    Too many Atheists, they said!

    You don’t need Atheists to destroy religion. Religion does a very good job of making itself look awful.

  • The pope is sponsoring only two refugee families, despite an April 2015 article in Il Sole 24 Ore stating the Vatican’s assets – securities, commercial real estate and bank accounts – for all its departments and offices combined “by a conservative estimate” would be around 15-17 billion euro.

  • the bishop is right look back at “theChurch of the Holy Sepulchre” in jerusalem the priests have forgotten all this?

  • An ironic metaphor Daniel, being that an Arab Muslim is designated as the person in charge of the keys to that church because the various Christian denominations haven’t been able to get along there for centuries.

  • To truly understand this issue, it has to be placed in the context of current and historic European fears of an Islamic conquest. Those fears have been accentuated during the current refugee crisis. Churches have been turned into mosques in many places in the world in the past, often forcibly. The adaptive reuse of disused churches is continuing in Europe today, although now it’s a more peacable real estate process.
    In light of this history, it would be useful to know whether the local priests are proposing that Muslims be allowed to hold prayer services in the nave or main part of the church, or just that they be allowed to use the all-purpose room or something.

  • You assume that the offer will not be made. That may be true, but my experience is that I have prayed, with groups of Christians and interfaith groups in a variety of mosques around the world.

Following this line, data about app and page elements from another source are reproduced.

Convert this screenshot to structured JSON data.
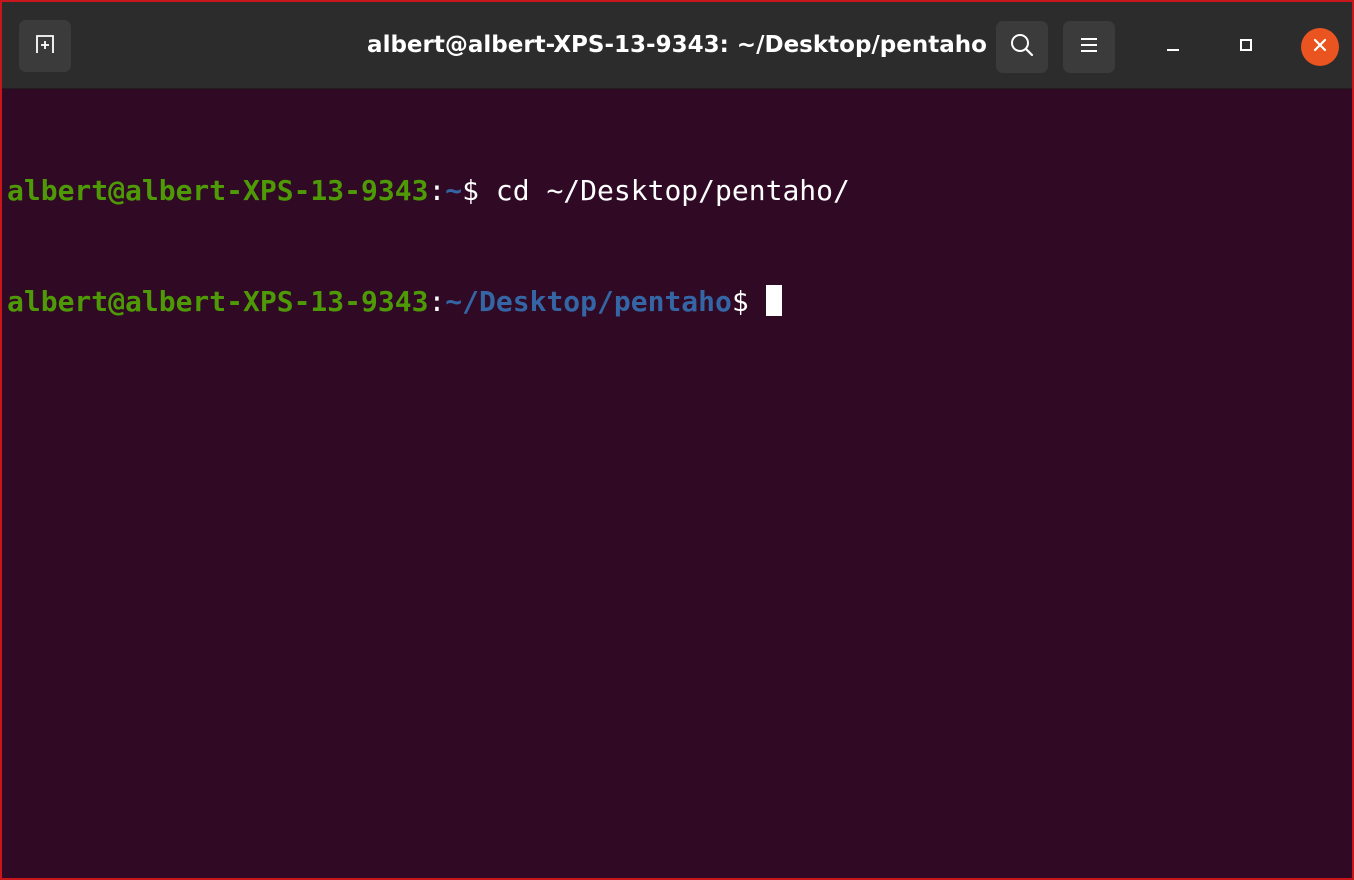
{
  "window": {
    "title": "albert@albert-XPS-13-9343: ~/Desktop/pentaho"
  },
  "titlebar": {
    "new_tab_icon": "new-tab-icon",
    "search_icon": "search-icon",
    "menu_icon": "hamburger-menu-icon",
    "minimize_icon": "minimize-icon",
    "maximize_icon": "maximize-icon",
    "close_icon": "close-icon"
  },
  "terminal": {
    "lines": [
      {
        "user_host": "albert@albert-XPS-13-9343",
        "sep": ":",
        "path": "~",
        "prompt": "$",
        "command": " cd ~/Desktop/pentaho/"
      },
      {
        "user_host": "albert@albert-XPS-13-9343",
        "sep": ":",
        "path": "~/Desktop/pentaho",
        "prompt": "$",
        "command": " "
      }
    ]
  },
  "colors": {
    "background": "#300a24",
    "titlebar": "#2c2c2c",
    "user_host": "#4e9a06",
    "path": "#3465a4",
    "text": "#ffffff",
    "close_button": "#e95420",
    "outline": "#c8161d"
  }
}
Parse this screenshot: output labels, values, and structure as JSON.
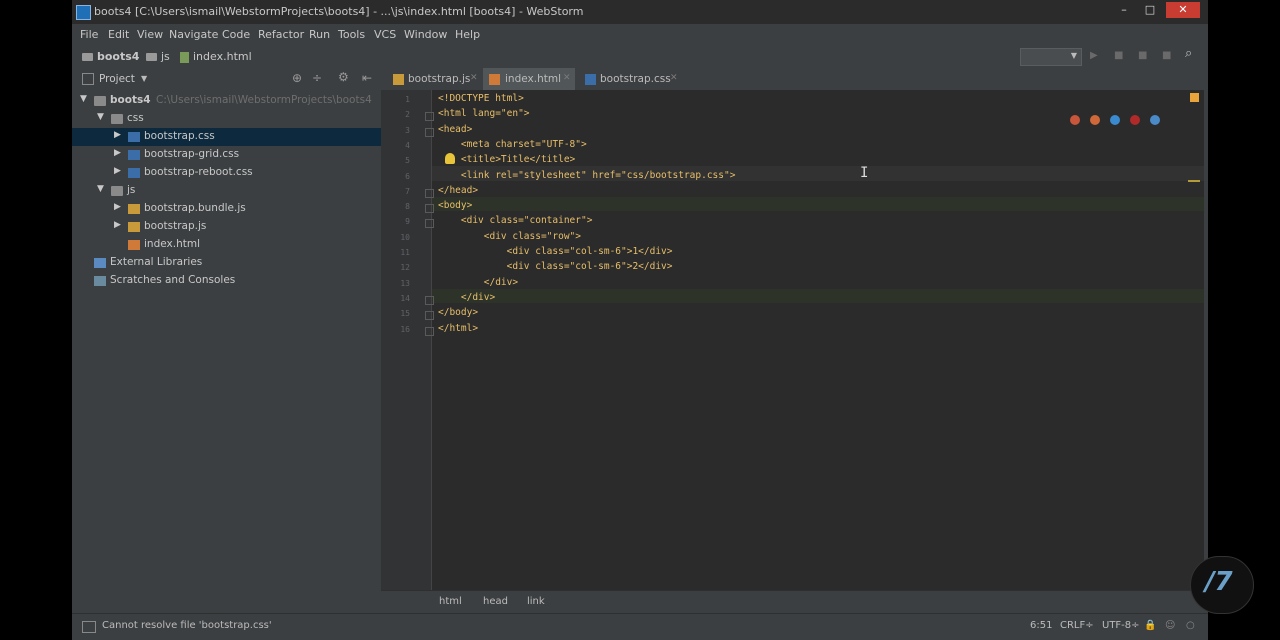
{
  "window": {
    "title": "boots4 [C:\\Users\\ismail\\WebstormProjects\\boots4] - ...\\js\\index.html [boots4] - WebStorm",
    "minimize": "–",
    "maximize": "□",
    "close": "✕"
  },
  "menu": [
    "File",
    "Edit",
    "View",
    "Navigate",
    "Code",
    "Refactor",
    "Run",
    "Tools",
    "VCS",
    "Window",
    "Help"
  ],
  "navbar": {
    "crumbs": [
      {
        "label": "boots4",
        "icon": "folder-icon"
      },
      {
        "label": "js",
        "icon": "folder-icon"
      },
      {
        "label": "index.html",
        "icon": "html-file-icon"
      }
    ]
  },
  "project_panel": {
    "title": "Project",
    "tree": [
      {
        "label": "boots4",
        "path": "C:\\Users\\ismail\\WebstormProjects\\boots4",
        "icon": "folder",
        "arrow": "▼",
        "depth": 0
      },
      {
        "label": "css",
        "path": "",
        "icon": "folder",
        "arrow": "▼",
        "depth": 1
      },
      {
        "label": "bootstrap.css",
        "path": "",
        "icon": "css",
        "arrow": "▶",
        "depth": 2,
        "selected": true
      },
      {
        "label": "bootstrap-grid.css",
        "path": "",
        "icon": "css",
        "arrow": "▶",
        "depth": 2
      },
      {
        "label": "bootstrap-reboot.css",
        "path": "",
        "icon": "css",
        "arrow": "▶",
        "depth": 2
      },
      {
        "label": "js",
        "path": "",
        "icon": "folder",
        "arrow": "▼",
        "depth": 1
      },
      {
        "label": "bootstrap.bundle.js",
        "path": "",
        "icon": "js",
        "arrow": "▶",
        "depth": 2
      },
      {
        "label": "bootstrap.js",
        "path": "",
        "icon": "js",
        "arrow": "▶",
        "depth": 2
      },
      {
        "label": "index.html",
        "path": "",
        "icon": "html",
        "arrow": "",
        "depth": 2
      },
      {
        "label": "External Libraries",
        "path": "",
        "icon": "lib",
        "arrow": "",
        "depth": 0
      },
      {
        "label": "Scratches and Consoles",
        "path": "",
        "icon": "scratch",
        "arrow": "",
        "depth": 0
      }
    ]
  },
  "tabs": [
    {
      "label": "bootstrap.js",
      "icon": "js",
      "active": false
    },
    {
      "label": "index.html",
      "icon": "html",
      "active": true
    },
    {
      "label": "bootstrap.css",
      "icon": "css",
      "active": false
    }
  ],
  "editor": {
    "lines": [
      "<!DOCTYPE html>",
      "<html lang=\"en\">",
      "<head>",
      "    <meta charset=\"UTF-8\">",
      "    <title>Title</title>",
      "    <link rel=\"stylesheet\" href=\"css/bootstrap.css\">",
      "</head>",
      "<body>",
      "    <div class=\"container\">",
      "        <div class=\"row\">",
      "            <div class=\"col-sm-6\">1</div>",
      "            <div class=\"col-sm-6\">2</div>",
      "        </div>",
      "    </div>",
      "</body>",
      "</html>"
    ]
  },
  "breadcrumbs": [
    "html",
    "head",
    "link"
  ],
  "status": {
    "message": "Cannot resolve file 'bootstrap.css'",
    "position": "6:51",
    "line_ending": "CRLF÷",
    "encoding": "UTF-8÷"
  }
}
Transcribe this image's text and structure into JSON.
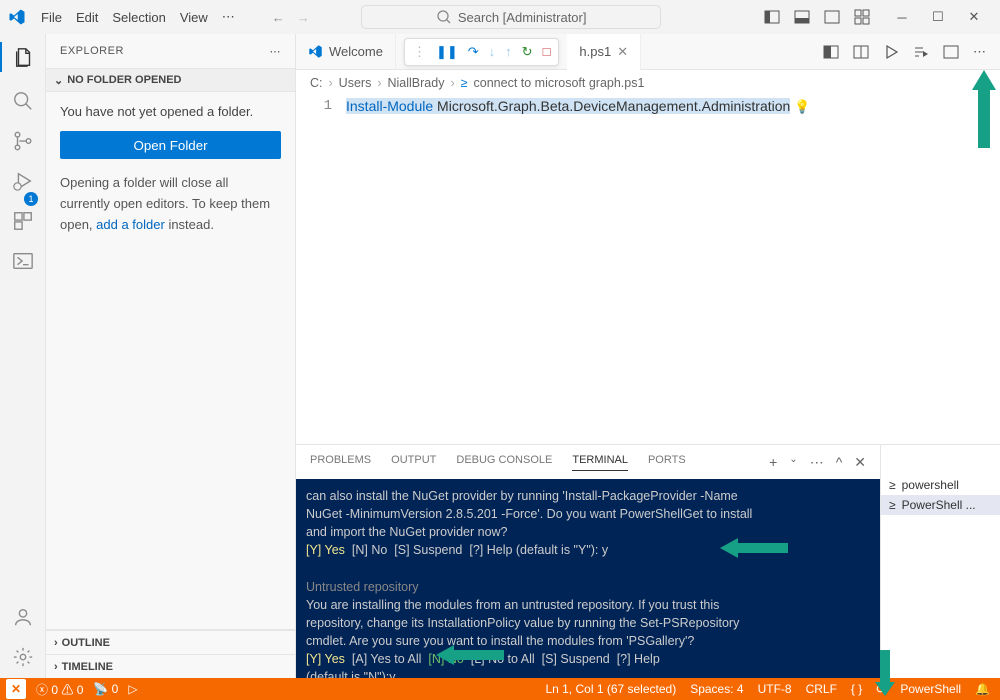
{
  "menu": {
    "file": "File",
    "edit": "Edit",
    "selection": "Selection",
    "view": "View"
  },
  "search": {
    "placeholder": "Search [Administrator]"
  },
  "sidebar": {
    "title": "EXPLORER",
    "section": "NO FOLDER OPENED",
    "msg1": "You have not yet opened a folder.",
    "openBtn": "Open Folder",
    "hint1": "Opening a folder will close all currently open editors. To keep them open, ",
    "hintLink": "add a folder",
    "hint2": " instead.",
    "outline": "OUTLINE",
    "timeline": "TIMELINE",
    "badge": "1"
  },
  "tabs": {
    "welcome": "Welcome",
    "file": "h.ps1"
  },
  "breadcrumb": {
    "c": "C:",
    "users": "Users",
    "user": "NiallBrady",
    "file": "connect to microsoft graph.ps1"
  },
  "code": {
    "line": "1",
    "kw": "Install-Module",
    "rest": " Microsoft.Graph.Beta.DeviceManagement.Administration"
  },
  "panel": {
    "problems": "PROBLEMS",
    "output": "OUTPUT",
    "debug": "DEBUG CONSOLE",
    "terminal": "TERMINAL",
    "ports": "PORTS",
    "term1": "powershell",
    "term2": "PowerShell ..."
  },
  "terminal": {
    "l1": "can also install the NuGet provider by running 'Install-PackageProvider -Name",
    "l2": "NuGet -MinimumVersion 2.8.5.201 -Force'. Do you want PowerShellGet to install",
    "l3": "and import the NuGet provider now?",
    "p1a": "[Y] Yes",
    "p1b": "[N] No",
    "p1c": "[S] Suspend",
    "p1d": "[?] Help (default is \"Y\"): y",
    "l5": "Untrusted repository",
    "l6": "You are installing the modules from an untrusted repository. If you trust this",
    "l7": "repository, change its InstallationPolicy value by running the Set-PSRepository",
    "l8": " cmdlet. Are you sure you want to install the modules from 'PSGallery'?",
    "p2a": "[Y] Yes",
    "p2b": "[A] Yes to All",
    "p2c": "[N] No",
    "p2d": "[L] No to All",
    "p2e": "[S] Suspend",
    "p2f": "[?] Help",
    "l10": "(default is \"N\"):y"
  },
  "status": {
    "errors": "0",
    "warnings": "0",
    "radio": "0",
    "ln": "Ln 1, Col 1 (67 selected)",
    "spaces": "Spaces: 4",
    "enc": "UTF-8",
    "eol": "CRLF",
    "braces": "{ }",
    "lang": "PowerShell"
  }
}
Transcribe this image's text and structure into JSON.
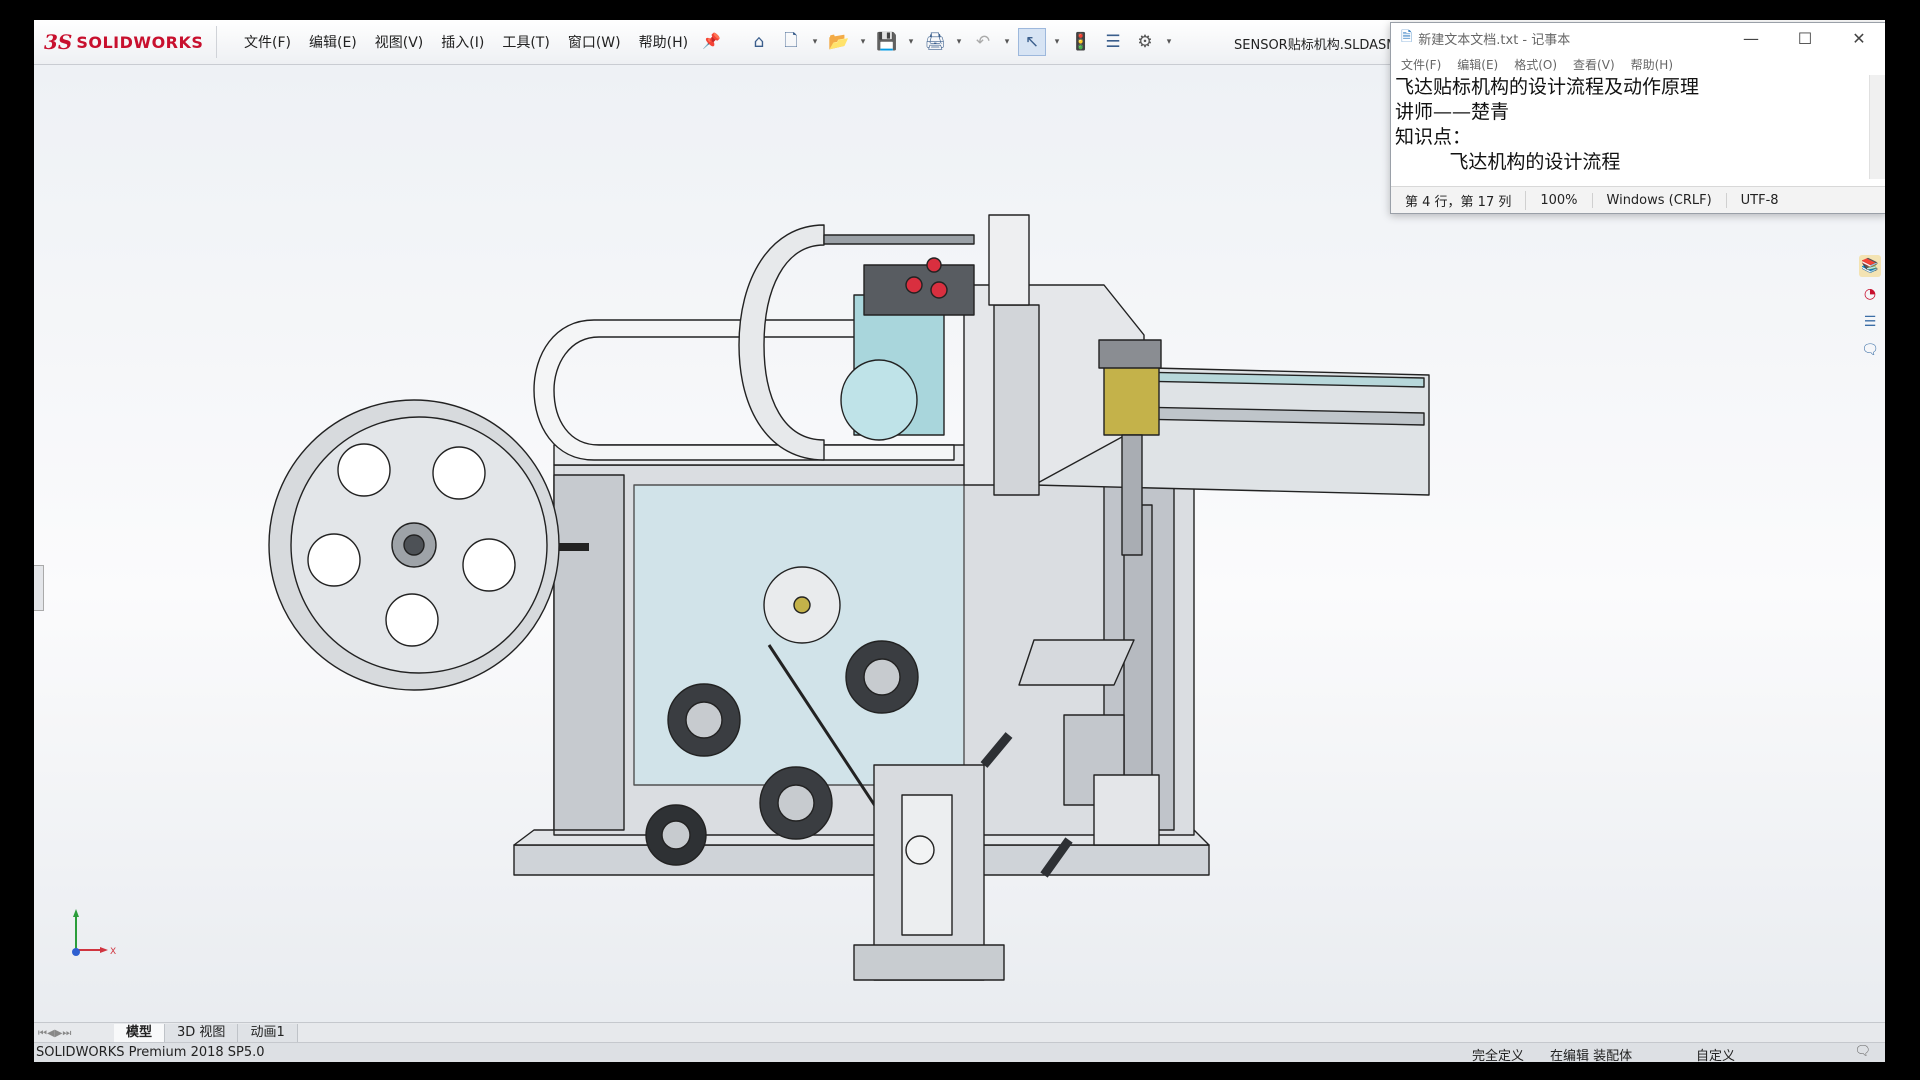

  • Well, Garson Abuita, for the sake of truth – historical, religious and economic truth – the issue of those keys is much, much more complex and intricate than it appears… It looks like some ad hoc guide put forward that motive in order to impress the tourists.
    Happy Easter.